Chairman of the Nigeria Electricity Regulatory Council (NERC), Dr. Sam Amadi, has disclosed that many of the preferred bidders for the various facilities of the Power Holding of Nigeria (PHCN) have begun payment for their respective financial bids.
Also, Amadi hinted that some South Korean conglomerates have signified their intentions to invest in the country's power sector, saying a sum of $30billion is expected to be brought into the sector with a view to generating over 10,000 megawatts into the national grid.
Speaking at an award ceremony organised by a non-governmental organiaation, Light Up Nigeria, in Lagos recently, Amadi said most of the successful bidders had paid at least half of the bid price. According to him, the new owners of PHCN that bought infrastructure in the generation and transmission chains have been striving to meet up with terms of the sales agreement.
"Everything is moving on well with the power sector reforms. I am happy to inform you that most of the preferred bidders who won most of the companies that were recently sold out have started paying up. Many of them have paid up to 50 per cent of the sum contained in their bid," Amadi told the audience.

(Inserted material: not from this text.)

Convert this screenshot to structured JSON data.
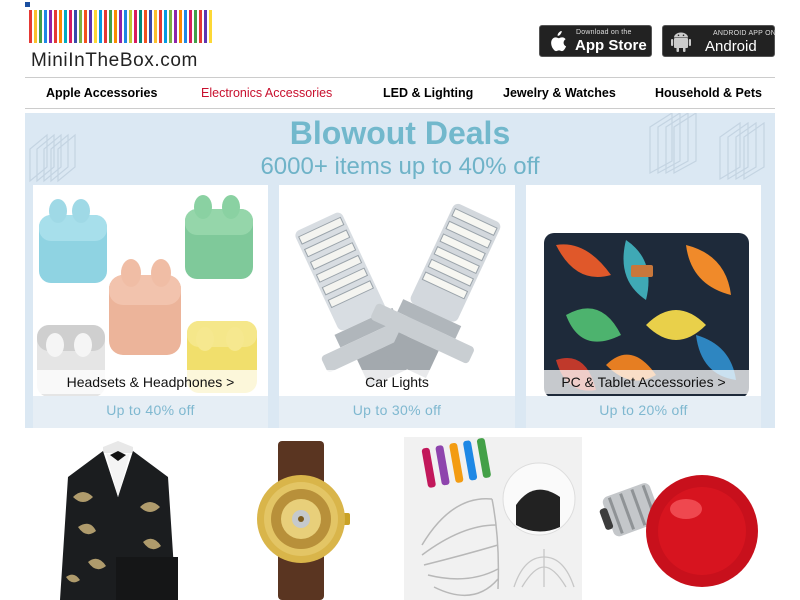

Amadi further expressed optimism that the country was on its way to attaining self-sufficiency in electricity supply by the year 2017 owing to the quantum of the expected investment inflow into the country due to the liberalisation of the sector.
"The good news is that we are on reforms that will ensure steady power supply. If the reforms go as planned, the nation could achieve a hub by 2017," he said, maintaining that the country needed private partnership for steady supply.
On the envisaged investment flow from South Korea, Amadi said, "We are happy that the current economic reforms are bearing fruits. Nigeria has become very attractive to international businessmen who have indicated their willingness to invest heavily in the power sector. I am happy to tell you all that a conglomerate from South Korea is bringing the sum of $30 billion into the sector."